|A butterfly against the sun.|
After seeing the Christmas announcement, I eagerly installed it, and began going through a tutorial website to get acquainted with it. At some point I came across a part of the tutorial where I thought it wasn't working. I decided to brave IRC for the first time in a few years, and to ask about my issue. A Christmas miracle happened, no one bit my head off. This was so wonderful, I ended up lurking even after my problem was solved to see if this was normal, and it was. Of course, not everything changed. After a few questions, back and forth, as usual the problem was revealed to be one of my own making.
A little known fact, I have always wanted to publish something useful on CPAN. Of course, life, the learning curve, an excuse, more excuses, and me not making it a priority, has held me back from completing this goal. Anyways, near the end of the tutorial, they talked about the community made modules that are available in Perl 6. And on that module page was a link to how to contribute. I immediately skimmed this doc. The distributing part was only a page long, and didn't involve any arcane incantations, just some modern day ones. All of a suddenly contributing seemed a lot more doable.
Maybe, it was that contributing to Perl 6 was simple enough it didn't feel daunting. Maybe, it was that new car smell that kept me plugging away at it. Either way, I decided I was going to scratch my own itch and for better, or worse share some of the code that came from that.

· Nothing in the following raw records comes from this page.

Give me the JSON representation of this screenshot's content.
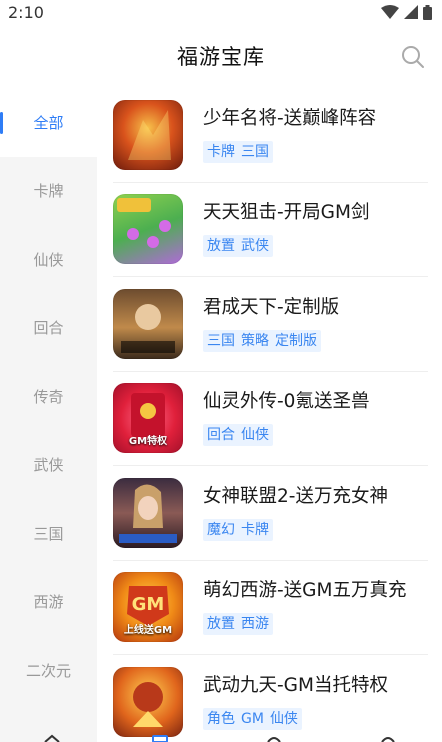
{
  "status_bar": {
    "time": "2:10",
    "icons": [
      "wifi-icon",
      "signal-icon",
      "battery-icon"
    ]
  },
  "header": {
    "title": "福游宝库",
    "search_icon": "search-icon"
  },
  "sidebar": {
    "items": [
      {
        "label": "全部",
        "active": true
      },
      {
        "label": "卡牌",
        "active": false
      },
      {
        "label": "仙侠",
        "active": false
      },
      {
        "label": "回合",
        "active": false
      },
      {
        "label": "传奇",
        "active": false
      },
      {
        "label": "武侠",
        "active": false
      },
      {
        "label": "三国",
        "active": false
      },
      {
        "label": "西游",
        "active": false
      },
      {
        "label": "二次元",
        "active": false
      }
    ]
  },
  "games": [
    {
      "name": "少年名将-送巅峰阵容",
      "tags": [
        "卡牌",
        "三国"
      ],
      "icon_overlay": ""
    },
    {
      "name": "天天狙击-开局GM剑",
      "tags": [
        "放置",
        "武侠"
      ],
      "icon_overlay": ""
    },
    {
      "name": "君成天下-定制版",
      "tags": [
        "三国",
        "策略",
        "定制版"
      ],
      "icon_overlay": ""
    },
    {
      "name": "仙灵外传-0氪送圣兽",
      "tags": [
        "回合",
        "仙侠"
      ],
      "icon_overlay": "GM特权"
    },
    {
      "name": "女神联盟2-送万充女神",
      "tags": [
        "魔幻",
        "卡牌"
      ],
      "icon_overlay": ""
    },
    {
      "name": "萌幻西游-送GM五万真充",
      "tags": [
        "放置",
        "西游"
      ],
      "icon_overlay": "上线送GM"
    },
    {
      "name": "武动九天-GM当托特权",
      "tags": [
        "角色",
        "GM",
        "仙侠"
      ],
      "icon_overlay": ""
    }
  ],
  "colors": {
    "accent": "#2f7df6",
    "tag_bg": "#eaf3ff",
    "tag_text": "#3a86f0",
    "sidebar_bg": "#f5f5f5"
  }
}
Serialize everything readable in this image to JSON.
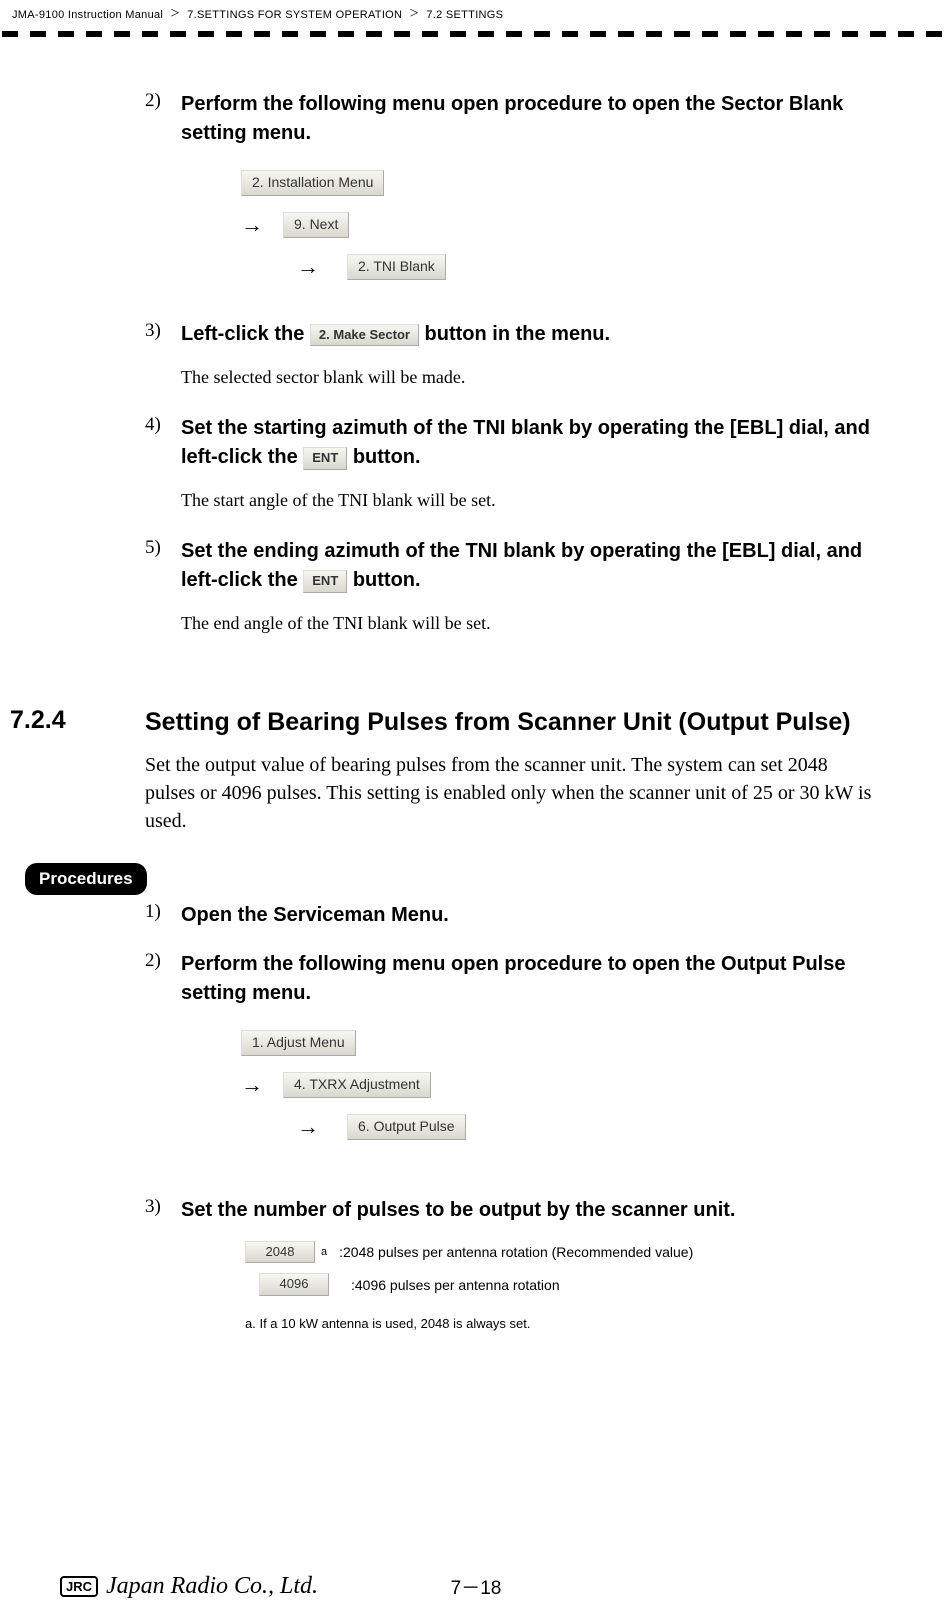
{
  "breadcrumb": {
    "a": "JMA-9100 Instruction Manual",
    "b": "7.SETTINGS FOR SYSTEM OPERATION",
    "c": "7.2  SETTINGS"
  },
  "steps_a": {
    "s2": {
      "num": "2)",
      "title": "Perform the following menu open procedure to open the Sector Blank setting menu.",
      "menu": {
        "b1": "2. Installation Menu",
        "b2": "9. Next",
        "b3": "2. TNI Blank"
      }
    },
    "s3": {
      "num": "3)",
      "title_pre": "Left-click the ",
      "btn": "2. Make Sector",
      "title_post": " button in the menu.",
      "body": "The selected sector blank will be made."
    },
    "s4": {
      "num": "4)",
      "title_pre": "Set the starting azimuth of the TNI blank by operating the [EBL] dial, and left-click the ",
      "btn": "ENT",
      "title_post": " button.",
      "body": "The start angle of the TNI blank will be set."
    },
    "s5": {
      "num": "5)",
      "title_pre": "Set the ending azimuth of the TNI blank by operating the [EBL] dial, and left-click the ",
      "btn": "ENT",
      "title_post": " button.",
      "body": "The end angle of the TNI blank will be set."
    }
  },
  "section": {
    "num": "7.2.4",
    "title": "Setting of Bearing Pulses from Scanner Unit (Output Pulse)",
    "para": "Set the output value of bearing pulses from the scanner unit. The system can set 2048 pulses or 4096 pulses. This setting is enabled only when the scanner unit of 25 or 30 kW is used."
  },
  "procedures_label": "Procedures",
  "steps_b": {
    "s1": {
      "num": "1)",
      "title": "Open the Serviceman Menu."
    },
    "s2": {
      "num": "2)",
      "title": "Perform the following menu open procedure to open the Output Pulse setting menu.",
      "menu": {
        "b1": "1. Adjust Menu",
        "b2": "4. TXRX Adjustment",
        "b3": "6. Output Pulse"
      }
    },
    "s3": {
      "num": "3)",
      "title": "Set the number of pulses to be output by the scanner unit.",
      "options": {
        "o1": {
          "btn": "2048",
          "sup": "a",
          "desc": ":2048 pulses per antenna rotation (Recommended value)"
        },
        "o2": {
          "btn": "4096",
          "desc": ":4096 pulses per antenna rotation"
        }
      },
      "footnote": "a.  If a 10 kW antenna is used,  2048  is always set."
    }
  },
  "footer": {
    "jrc": "JRC",
    "company": "Japan Radio Co., Ltd.",
    "page": "7－18"
  },
  "glyphs": {
    "arrow": "→"
  }
}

What to share..
I recently became a digital nomad. With that came the awareness that managing money isn't as simple as pay the bills first, and spend the rest on fun. There is a whole other blog post in that statement I will save for later. The problem I have been struggling with for the last few months is understanding my retirement and investments. The tools I have make it about as clear as mud. I needed to write some code to help me look at the whole picture in one place. I figured if I had this problem others might too. With this in mind, I wrote a very small module to help me calculate a few different numbers related to compound interest. I even managed to throw in a few tests. Everything went well, and my first ever Github pull request was accepted!
This success totally psyched me up. So I went ahead and worked on another pain point of mine. That was taking control of my Lending Cub investments. Currently, I am using the automated investing tool in conjunction with custom search criteria, to pick my investments. While this is better than manually picking, there are some drawbacks. For the second module, I wrote a wrapper for Lending Club's API.
One big hurdle was, while that intro website had given me a basic, understanding of Perl 6 there is still a lot more you can, and should do with Perl 6. For me specifically, there was a lot more I needed to learn about Perl 6 subroutine signatures, and data types. Happily after reading the documentation, and experimenting a bit, I was able to get it all figured out. I even found and fixed a typo in the documentation, giving me my second ever pull request on Github!
This module turned out to be a LOT more ambitious, than the first. I needed the help of other modules, to keep my code simple, and clean. I had to try out several modules, before I found the right foundation to build off of. After finding two good modules, and about half way through writing the code, I found out, one of these lovely modules, needed a feature. This prompted my third ever pull request on Github! Happily the author was really cool, and accepted it within less than a day, with just a few modifications.
So after two weekends of working on it, the Lending Club API module was thrust upon Github, and accepted into the fold of Perl 6 modules.
I guess what I am trying to say with that little recount of events is: If you want to try a new shiny programming language, and have some nice people help you, Perl 6 is a good choice. As for me, I have quite a few more pieces of my financial puzzle to work on, and I am sure that will create new code, and improvements to the two I have already released.